Wednesday, January 9, 2013

Tacoma, Washington: LeMay Family Collection

 I took a lot of photos of historical buildings, bought lots of crazy knee high socks and drank the best coffee while I was in Washington State with my family.  I mostly visited Bainbridge Island, Port Townsend and Hansville. My objective was to take at least one inspired photo per day despite the rain or chilly temperatures.  The inspiration came easily when Jeffrey and I spent the day at LeMay America's Car Museum and LeMay Family Collection.  All the photos on this post were taken from the Family Collection in Tacoma, Washington.  The Family Collection was more interesting than America's Car Museum in Tacoma, Washington.  

Inside the white warehouse at LeMay Family Collection

The tour guide was exceptional.  He had the black jacket and ball cap on the left. He didn't try to win us over with puns or cheesy game show style questioning, he was a passionate volunteer.  It was as if he was changing oil in his garage and we were just leaning against a work bench listening to stories.  I did zone him out at times like when I gazed into a 1950’s convertible and fantasized sha-na-na teens ordering at a drive-thru burger stand.  This guy talked about the cars and trucks like they were family.  There are thousands of cars in LeMay’s collection and we saw a mere fraction.

Once the pack of us stepped through the aluminum threshold, I felt like I had shrunk down and walked through my brothers red Hot Wheels collector case.

The Lucky sign was the best, it was a man cave trophy bigger than ever. The experience enlightened me.  It made me feel that it is OK to want and have anything you want. Harold LeMay of Harold LeMay Enterprises had a refuse company in the Tacoma, Washington.  His car collecting started in the 1960's when his friend asked him to join a Model T club because it was fun.  All he ever wore was a white t-shirt and jeans and drove a hot pink Tracker for gas economy.  His main focus was to save money in order to buy more cars.  
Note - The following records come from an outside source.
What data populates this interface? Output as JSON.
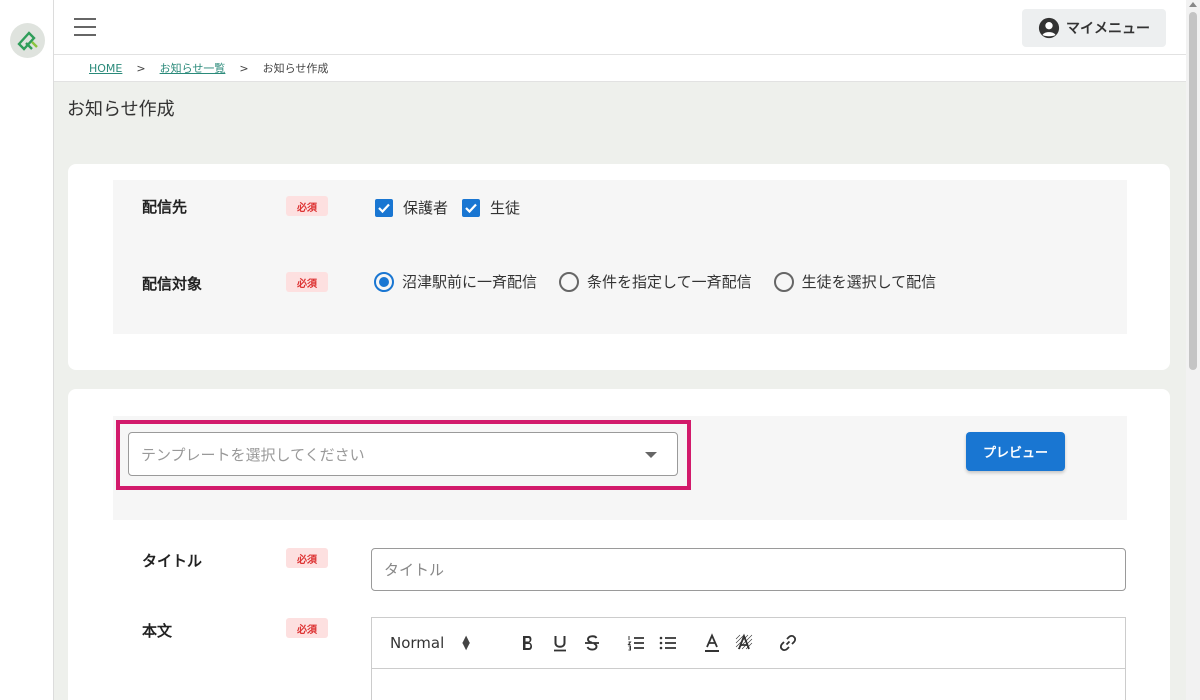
{
  "header": {
    "my_menu_label": "マイメニュー"
  },
  "breadcrumb": {
    "home": "HOME",
    "separator": ">",
    "list": "お知らせ一覧",
    "current": "お知らせ作成"
  },
  "page": {
    "title": "お知らせ作成"
  },
  "destination": {
    "label": "配信先",
    "required": "必須",
    "options": [
      {
        "label": "保護者",
        "checked": true
      },
      {
        "label": "生徒",
        "checked": true
      }
    ]
  },
  "target": {
    "label": "配信対象",
    "required": "必須",
    "options": [
      {
        "label": "沼津駅前に一斉配信",
        "selected": true
      },
      {
        "label": "条件を指定して一斉配信",
        "selected": false
      },
      {
        "label": "生徒を選択して配信",
        "selected": false
      }
    ]
  },
  "template": {
    "placeholder": "テンプレートを選択してください"
  },
  "preview_button": "プレビュー",
  "title_field": {
    "label": "タイトル",
    "required": "必須",
    "placeholder": "タイトル"
  },
  "body_field": {
    "label": "本文",
    "required": "必須",
    "format": "Normal"
  },
  "colors": {
    "accent": "#1976d2",
    "highlight": "#d21a6b",
    "required_bg": "#fde0e0",
    "required_text": "#dd3333"
  }
}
This was a single story layout and most of the cars were American made, turn of the century and beyond.  I liked all the 1950’s cars.  The guide didn’t stop at each car or I would have clobbered him.
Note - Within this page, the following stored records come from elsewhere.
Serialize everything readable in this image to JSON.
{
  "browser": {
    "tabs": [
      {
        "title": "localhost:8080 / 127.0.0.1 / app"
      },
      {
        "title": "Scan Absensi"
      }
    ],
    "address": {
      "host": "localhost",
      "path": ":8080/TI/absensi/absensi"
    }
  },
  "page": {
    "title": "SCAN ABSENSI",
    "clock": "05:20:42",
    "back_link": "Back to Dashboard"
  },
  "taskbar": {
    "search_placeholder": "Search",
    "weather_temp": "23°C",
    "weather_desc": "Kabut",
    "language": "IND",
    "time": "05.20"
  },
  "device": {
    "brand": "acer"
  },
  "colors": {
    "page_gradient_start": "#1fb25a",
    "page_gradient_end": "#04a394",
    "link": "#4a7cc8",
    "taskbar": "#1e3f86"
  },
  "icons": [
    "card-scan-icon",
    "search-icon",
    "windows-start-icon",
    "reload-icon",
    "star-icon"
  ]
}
LeMay even collected vintage automobilia, I am surprised he didn’t have an entire service station from the 1950’s in a corner. There were some cars that had the original paper taped to the window from when he bought it!

1959 Pink Cadillac with the fin at it's pinnacle of height and sharpness.  
I learned that after 1959 the point continued to get smaller and finally go away.

1958 Chevrolet Apache Cameo *guess who wants this for their very own?* 

I think trying to describe the collection is beyond this blog.  It is like going to the Grand Canyon to see what a large space is.  You really won't understand until you experience it for yourself.  I have more knowledge on cars than ever before. It wasn't the details that matter.  I do know that the Pearce Arrow hood emblem was designed with the janitor posing with a broom because he was really cut! It was feeling from our tour guide that stays with me.  By the 4th warehouse of cars he wasn't tired of talking about cars. He wasn't winding down at all.  I was ready to scream and run away if he mentioned going into another warehouse.  We were lucky I guess for getting to hang out with someone who knew and loved cars so much. 

 If someone reads this post and knows him, please let me know.


  1. Sounds like fun. Hard to believe one person bought all of those cars. You could just drive a new car every day.

  2. Never too late to start a collection, no matter how big or small.
    Lake wobegon talking

  3. Erik, it is so awesome of you to read and comment on my post. I am thrilled that you like it. Next year why don't we all go visit the Family Collection again. I would never tire of seeing those cars. Did I just say that?!